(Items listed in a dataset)

########

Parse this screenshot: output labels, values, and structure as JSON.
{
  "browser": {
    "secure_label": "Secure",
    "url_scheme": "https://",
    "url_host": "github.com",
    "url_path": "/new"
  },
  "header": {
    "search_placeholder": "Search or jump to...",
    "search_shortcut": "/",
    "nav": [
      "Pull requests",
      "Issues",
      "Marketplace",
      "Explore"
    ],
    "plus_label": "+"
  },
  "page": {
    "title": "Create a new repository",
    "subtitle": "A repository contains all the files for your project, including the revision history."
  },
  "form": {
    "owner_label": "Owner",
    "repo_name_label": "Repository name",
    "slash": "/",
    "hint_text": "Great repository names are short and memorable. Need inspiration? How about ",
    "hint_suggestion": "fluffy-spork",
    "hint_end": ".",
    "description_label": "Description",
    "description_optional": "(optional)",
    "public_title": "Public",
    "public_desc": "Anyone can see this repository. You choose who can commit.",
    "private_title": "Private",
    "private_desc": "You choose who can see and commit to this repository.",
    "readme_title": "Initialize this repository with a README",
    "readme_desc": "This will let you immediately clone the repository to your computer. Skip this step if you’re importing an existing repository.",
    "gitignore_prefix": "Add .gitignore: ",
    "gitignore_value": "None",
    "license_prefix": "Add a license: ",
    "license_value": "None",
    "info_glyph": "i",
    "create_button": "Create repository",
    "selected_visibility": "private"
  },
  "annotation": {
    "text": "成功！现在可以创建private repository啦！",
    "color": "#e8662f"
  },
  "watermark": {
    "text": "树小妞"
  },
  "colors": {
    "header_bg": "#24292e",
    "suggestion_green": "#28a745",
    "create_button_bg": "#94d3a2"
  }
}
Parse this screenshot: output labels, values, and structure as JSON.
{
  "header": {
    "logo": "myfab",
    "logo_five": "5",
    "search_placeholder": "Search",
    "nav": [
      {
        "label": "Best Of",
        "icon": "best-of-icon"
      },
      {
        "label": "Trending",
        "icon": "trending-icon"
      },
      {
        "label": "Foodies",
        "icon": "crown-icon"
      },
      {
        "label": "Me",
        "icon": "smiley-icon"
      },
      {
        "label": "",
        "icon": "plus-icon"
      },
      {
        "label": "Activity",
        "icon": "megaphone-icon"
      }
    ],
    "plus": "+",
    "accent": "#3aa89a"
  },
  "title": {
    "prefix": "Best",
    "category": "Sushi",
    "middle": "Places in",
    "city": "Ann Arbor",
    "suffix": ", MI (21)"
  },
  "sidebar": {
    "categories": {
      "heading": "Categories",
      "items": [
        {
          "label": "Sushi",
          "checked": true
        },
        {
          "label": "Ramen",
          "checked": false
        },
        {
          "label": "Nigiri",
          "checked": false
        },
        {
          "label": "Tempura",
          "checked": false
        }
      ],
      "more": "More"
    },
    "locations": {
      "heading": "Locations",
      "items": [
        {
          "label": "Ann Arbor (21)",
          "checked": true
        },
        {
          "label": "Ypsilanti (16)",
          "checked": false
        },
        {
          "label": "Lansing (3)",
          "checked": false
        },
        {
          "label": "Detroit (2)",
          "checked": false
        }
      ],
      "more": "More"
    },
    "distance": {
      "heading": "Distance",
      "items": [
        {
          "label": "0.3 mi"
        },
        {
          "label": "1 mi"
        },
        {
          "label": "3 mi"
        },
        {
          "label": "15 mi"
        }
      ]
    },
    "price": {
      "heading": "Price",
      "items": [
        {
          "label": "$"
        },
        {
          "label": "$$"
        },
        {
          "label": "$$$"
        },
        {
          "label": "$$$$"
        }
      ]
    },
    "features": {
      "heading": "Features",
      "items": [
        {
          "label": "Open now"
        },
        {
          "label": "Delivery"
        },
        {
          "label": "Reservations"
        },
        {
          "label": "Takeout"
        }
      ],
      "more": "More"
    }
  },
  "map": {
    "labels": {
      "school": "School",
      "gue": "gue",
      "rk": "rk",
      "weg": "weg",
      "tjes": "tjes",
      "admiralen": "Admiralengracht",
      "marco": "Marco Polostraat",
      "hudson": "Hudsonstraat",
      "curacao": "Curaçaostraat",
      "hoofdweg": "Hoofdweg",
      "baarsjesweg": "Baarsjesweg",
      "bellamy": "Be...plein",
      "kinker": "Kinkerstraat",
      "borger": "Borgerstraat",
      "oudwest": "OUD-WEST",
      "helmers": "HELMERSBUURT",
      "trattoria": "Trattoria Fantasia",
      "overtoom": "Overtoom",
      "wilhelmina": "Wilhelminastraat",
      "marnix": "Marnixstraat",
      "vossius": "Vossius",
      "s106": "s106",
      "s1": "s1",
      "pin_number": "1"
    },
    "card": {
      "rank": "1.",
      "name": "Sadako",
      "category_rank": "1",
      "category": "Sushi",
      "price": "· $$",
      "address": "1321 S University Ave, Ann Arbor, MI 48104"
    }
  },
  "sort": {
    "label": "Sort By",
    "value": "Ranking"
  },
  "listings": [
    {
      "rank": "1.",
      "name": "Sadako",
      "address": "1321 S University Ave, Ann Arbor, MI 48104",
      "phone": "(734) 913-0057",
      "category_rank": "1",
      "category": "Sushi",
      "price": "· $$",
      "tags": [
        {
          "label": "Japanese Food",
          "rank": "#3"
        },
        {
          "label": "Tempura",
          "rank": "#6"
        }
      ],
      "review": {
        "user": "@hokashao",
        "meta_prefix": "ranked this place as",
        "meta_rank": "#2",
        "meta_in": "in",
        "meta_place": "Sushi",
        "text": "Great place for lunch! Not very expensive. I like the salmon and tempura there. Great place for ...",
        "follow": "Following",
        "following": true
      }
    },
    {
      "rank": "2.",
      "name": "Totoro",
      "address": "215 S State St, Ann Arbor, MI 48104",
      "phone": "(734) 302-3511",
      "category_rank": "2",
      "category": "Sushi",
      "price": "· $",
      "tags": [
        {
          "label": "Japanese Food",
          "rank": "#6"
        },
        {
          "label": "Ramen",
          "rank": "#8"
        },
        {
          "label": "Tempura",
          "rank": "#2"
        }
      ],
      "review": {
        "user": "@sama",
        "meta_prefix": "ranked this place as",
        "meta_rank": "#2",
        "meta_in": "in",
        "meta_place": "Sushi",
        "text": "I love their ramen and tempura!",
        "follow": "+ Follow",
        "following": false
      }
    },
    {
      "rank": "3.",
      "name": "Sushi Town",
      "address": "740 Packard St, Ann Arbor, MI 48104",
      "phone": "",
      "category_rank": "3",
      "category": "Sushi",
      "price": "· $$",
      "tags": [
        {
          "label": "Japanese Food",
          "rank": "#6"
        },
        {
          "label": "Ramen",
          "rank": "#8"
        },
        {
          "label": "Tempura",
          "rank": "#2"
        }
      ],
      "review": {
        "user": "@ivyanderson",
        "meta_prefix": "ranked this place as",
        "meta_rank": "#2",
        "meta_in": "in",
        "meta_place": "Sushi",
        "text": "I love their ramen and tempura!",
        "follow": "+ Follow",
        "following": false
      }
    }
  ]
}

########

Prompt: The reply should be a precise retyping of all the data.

Completed task:
Parse this screenshot: output labels, values, and structure as JSON.
{
  "browser": {
    "secure_label": "Secure",
    "url_scheme": "https://",
    "url_host": "github.com",
    "url_path": "/new"
  },
  "header": {
    "search_placeholder": "Search or jump to...",
    "search_shortcut": "/",
    "nav": [
      "Pull requests",
      "Issues",
      "Marketplace",
      "Explore"
    ],
    "plus_label": "+"
  },
  "page": {
    "title": "Create a new repository",
    "subtitle": "A repository contains all the files for your project, including the revision history."
  },
  "form": {
    "owner_label": "Owner",
    "repo_name_label": "Repository name",
    "slash": "/",
    "hint_text": "Great repository names are short and memorable. Need inspiration? How about ",
    "hint_suggestion": "fluffy-spork",
    "hint_end": ".",
    "description_label": "Description",
    "description_optional": "(optional)",
    "public_title": "Public",
    "public_desc": "Anyone can see this repository. You choose who can commit.",
    "private_title": "Private",
    "private_desc": "You choose who can see and commit to this repository.",
    "readme_title": "Initialize this repository with a README",
    "readme_desc": "This will let you immediately clone the repository to your computer. Skip this step if you’re importing an existing repository.",
    "gitignore_prefix": "Add .gitignore: ",
    "gitignore_value": "None",
    "license_prefix": "Add a license: ",
    "license_value": "None",
    "info_glyph": "i",
    "create_button": "Create repository",
    "selected_visibility": "private"
  },
  "annotation": {
    "text": "成功！现在可以创建private repository啦！",
    "color": "#e8662f"
  },
  "watermark": {
    "text": "树小妞"
  },
  "colors": {
    "header_bg": "#24292e",
    "suggestion_green": "#28a745",
    "create_button_bg": "#94d3a2"
  }
}
Parse this screenshot: output labels, values, and structure as JSON.
{
  "header": {
    "logo": "myfab",
    "logo_five": "5",
    "search_placeholder": "Search",
    "nav": [
      {
        "label": "Best Of",
        "icon": "best-of-icon"
      },
      {
        "label": "Trending",
        "icon": "trending-icon"
      },
      {
        "label": "Foodies",
        "icon": "crown-icon"
      },
      {
        "label": "Me",
        "icon": "smiley-icon"
      },
      {
        "label": "",
        "icon": "plus-icon"
      },
      {
        "label": "Activity",
        "icon": "megaphone-icon"
      }
    ],
    "plus": "+",
    "accent": "#3aa89a"
  },
  "title": {
    "prefix": "Best",
    "category": "Sushi",
    "middle": "Places in",
    "city": "Ann Arbor",
    "suffix": ", MI (21)"
  },
  "sidebar": {
    "categories": {
      "heading": "Categories",
      "items": [
        {
          "label": "Sushi",
          "checked": true
        },
        {
          "label": "Ramen",
          "checked": false
        },
        {
          "label": "Nigiri",
          "checked": false
        },
        {
          "label": "Tempura",
          "checked": false
        }
      ],
      "more": "More"
    },
    "locations": {
      "heading": "Locations",
      "items": [
        {
          "label": "Ann Arbor (21)",
          "checked": true
        },
        {
          "label": "Ypsilanti (16)",
          "checked": false
        },
        {
          "label": "Lansing (3)",
          "checked": false
        },
        {
          "label": "Detroit (2)",
          "checked": false
        }
      ],
      "more": "More"
    },
    "distance": {
      "heading": "Distance",
      "items": [
        {
          "label": "0.3 mi"
        },
        {
          "label": "1 mi"
        },
        {
          "label": "3 mi"
        },
        {
          "label": "15 mi"
        }
      ]
    },
    "price": {
      "heading": "Price",
      "items": [
        {
          "label": "$"
        },
        {
          "label": "$$"
        },
        {
          "label": "$$$"
        },
        {
          "label": "$$$$"
        }
      ]
    },
    "features": {
      "heading": "Features",
      "items": [
        {
          "label": "Open now"
        },
        {
          "label": "Delivery"
        },
        {
          "label": "Reservations"
        },
        {
          "label": "Takeout"
        }
      ],
      "more": "More"
    }
  },
  "map": {
    "labels": {
      "school": "School",
      "gue": "gue",
      "rk": "rk",
      "weg": "weg",
      "tjes": "tjes",
      "admiralen": "Admiralengracht",
      "marco": "Marco Polostraat",
      "hudson": "Hudsonstraat",
      "curacao": "Curaçaostraat",
      "hoofdweg": "Hoofdweg",
      "baarsjesweg": "Baarsjesweg",
      "bellamy": "Be...plein",
      "kinker": "Kinkerstraat",
      "borger": "Borgerstraat",
      "oudwest": "OUD-WEST",
      "helmers": "HELMERSBUURT",
      "trattoria": "Trattoria Fantasia",
      "overtoom": "Overtoom",
      "wilhelmina": "Wilhelminastraat",
      "marnix": "Marnixstraat",
      "vossius": "Vossius",
      "s106": "s106",
      "s1": "s1",
      "pin_number": "1"
    },
    "card": {
      "rank": "1.",
      "name": "Sadako",
      "category_rank": "1",
      "category": "Sushi",
      "price": "· $$",
      "address": "1321 S University Ave, Ann Arbor, MI 48104"
    }
  },
  "sort": {
    "label": "Sort By",
    "value": "Ranking"
  },
  "listings": [
    {
      "rank": "1.",
      "name": "Sadako",
      "address": "1321 S University Ave, Ann Arbor, MI 48104",
      "phone": "(734) 913-0057",
      "category_rank": "1",
      "category": "Sushi",
      "price": "· $$",
      "tags": [
        {
          "label": "Japanese Food",
          "rank": "#3"
        },
        {
          "label": "Tempura",
          "rank": "#6"
        }
      ],
      "review": {
        "user": "@hokashao",
        "meta_prefix": "ranked this place as",
        "meta_rank": "#2",
        "meta_in": "in",
        "meta_place": "Sushi",
        "text": "Great place for lunch! Not very expensive. I like the salmon and tempura there. Great place for ...",
        "follow": "Following",
        "following": true
      }
    },
    {
      "rank": "2.",
      "name": "Totoro",
      "address": "215 S State St, Ann Arbor, MI 48104",
      "phone": "(734) 302-3511",
      "category_rank": "2",
      "category": "Sushi",
      "price": "· $",
      "tags": [
        {
          "label": "Japanese Food",
          "rank": "#6"
        },
        {
          "label": "Ramen",
          "rank": "#8"
        },
        {
          "label": "Tempura",
          "rank": "#2"
        }
      ],
      "review": {
        "user": "@sama",
        "meta_prefix": "ranked this place as",
        "meta_rank": "#2",
        "meta_in": "in",
        "meta_place": "Sushi",
        "text": "I love their ramen and tempura!",
        "follow": "+ Follow",
        "following": false
      }
    },
    {
      "rank": "3.",
      "name": "Sushi Town",
      "address": "740 Packard St, Ann Arbor, MI 48104",
      "phone": "",
      "category_rank": "3",
      "category": "Sushi",
      "price": "· $$",
      "tags": [
        {
          "label": "Japanese Food",
          "rank": "#6"
        },
        {
          "label": "Ramen",
          "rank": "#8"
        },
        {
          "label": "Tempura",
          "rank": "#2"
        }
      ],
      "review": {
        "user": "@ivyanderson",
        "meta_prefix": "ranked this place as",
        "meta_rank": "#2",
        "meta_in": "in",
        "meta_place": "Sushi",
        "text": "I love their ramen and tempura!",
        "follow": "+ Follow",
        "following": false
      }
    }
  ]
}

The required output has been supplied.